Another interesting angle here is the focus on opera music. Opera’s golden oldies can be — well — kinda lousy for women. Many, when done traditionally, just don’t hold up to our current standards for acceptable representations of gender and minorities. But having good artistic control, even of an older piece of music, can shift empowerment within a storyline. (A Carmen can be powerful and empowered, or she can be passed around.)
Allowing more perspectives to guide the baton can only improve the ways we tell those old tales.
But within the world of conducting at large, bias is constantly being revealed.
In 2013, a flurry of comments erupted that showed how deeply nested contemporary classical music is in the old world of thinking. Young Russian maestro Vasily Petrenko told an interviewer that musicians, “react better when they have a man in front of them.” He added, “A sweet girl on the podium can make one’s thoughts drift toward something else.”
Soon after, a composer and director of the Paris Conservatory of Music and Dance said this on French radio: “Sometimes women are discouraged by the very physical aspect. Conducting, taking a plane, taking another plane, conducting again.”
Lumping onto those sentiments came an interview by Alsop’s Baltimore predecessor, conductor Yuri Temirkanov, in the newspaper Nezavisimaya Gazeta. It was found and translated by The New Yorker’s Alex Ross. Here’s a quick excerpt.
Q.: In your opinion, could a woman conduct?
A.: In my view, no.
Q.: Why not?!
A.: I don’t know if it’s God’s will, or nature’s, that women give birth and men do not. That’s something that no one takes offense at. But if you say that a woman can’t conduct, then everyone’s offended. As Marx said, in response to the question, “What’s your favorite virtue in a woman?”—“Weakness.” And this is correct. The important thing is, a woman should be beautiful, likable, attractive. Musicians will look at her and be distracted from the music!
(It goes on. But you get the gist, right?)
So why does that matter? While blind auditions can give balance to unperceived hiring bias, so much of landing conducting gigs is intimately linked with opportunity. Mentorship. Someone taking a chance on an unknown kid.
This is part of what makes The Dallas Opera’s effort so valuable.

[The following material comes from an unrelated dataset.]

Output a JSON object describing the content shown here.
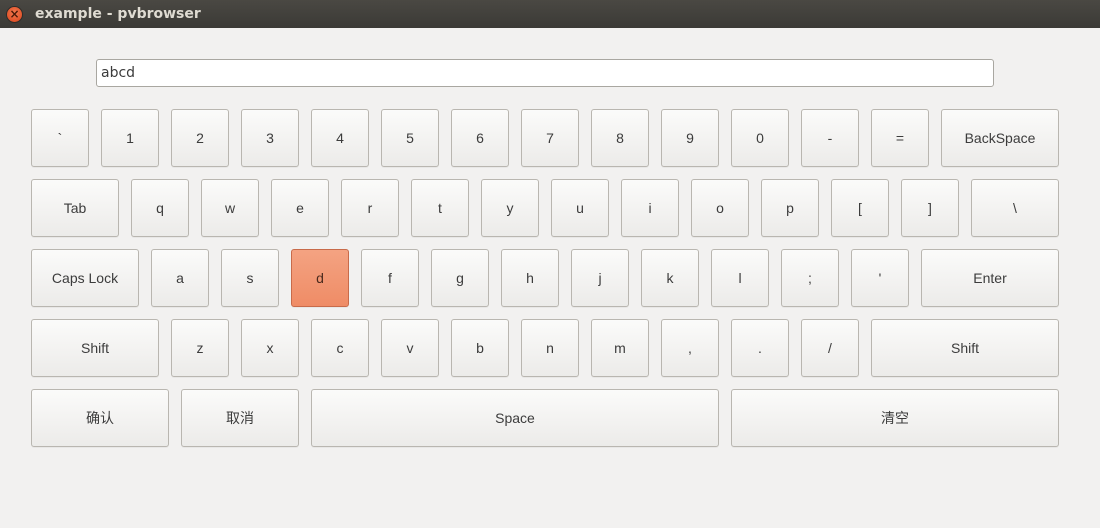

This institute opens doors and helps the world’s most talented women make connections within their field while refining their practice. TDO is even committed to bringing back some alumni for guest conducting and assistant conducting roles in the future.
Hopefully through the ongoing efforts like the Institute for Women Conductors and Alsop’s Taki Concordia fellowship, we’ll not only grow accustomed to seeing women on podiums, we’ll begin to notice when they’re absent.
“Just seeing more women [conducting] will change the paradigm, ultimately,” assures Alsop. “I’m confident of this.”
Join the Institute for Women Conductors at 7:30 p.m. Saturday night at the Winspear Opera House. Tickets are $10. Visit dallasopera.org. This year’s participants are: Elizabeth Askren, Mihaela Cesa-Goje, Alexandra Cravero, Tianyi Lu, Chaowen Ting and Zoe Zeniodi.
Want even more? Also on Saturday you can watch the Met’s simulcast of L’amour De Loin, when for the first time since 1903, the famous house performs a work composed by a woman. It screens at 11:55 a.m. at AMC Northpark in Dallas and AMC Village on the Parkway 9.
Get the Arts & Culture Newsletter
Find out about arts and culture events in Dallas and offers you won't hear about anywhere else.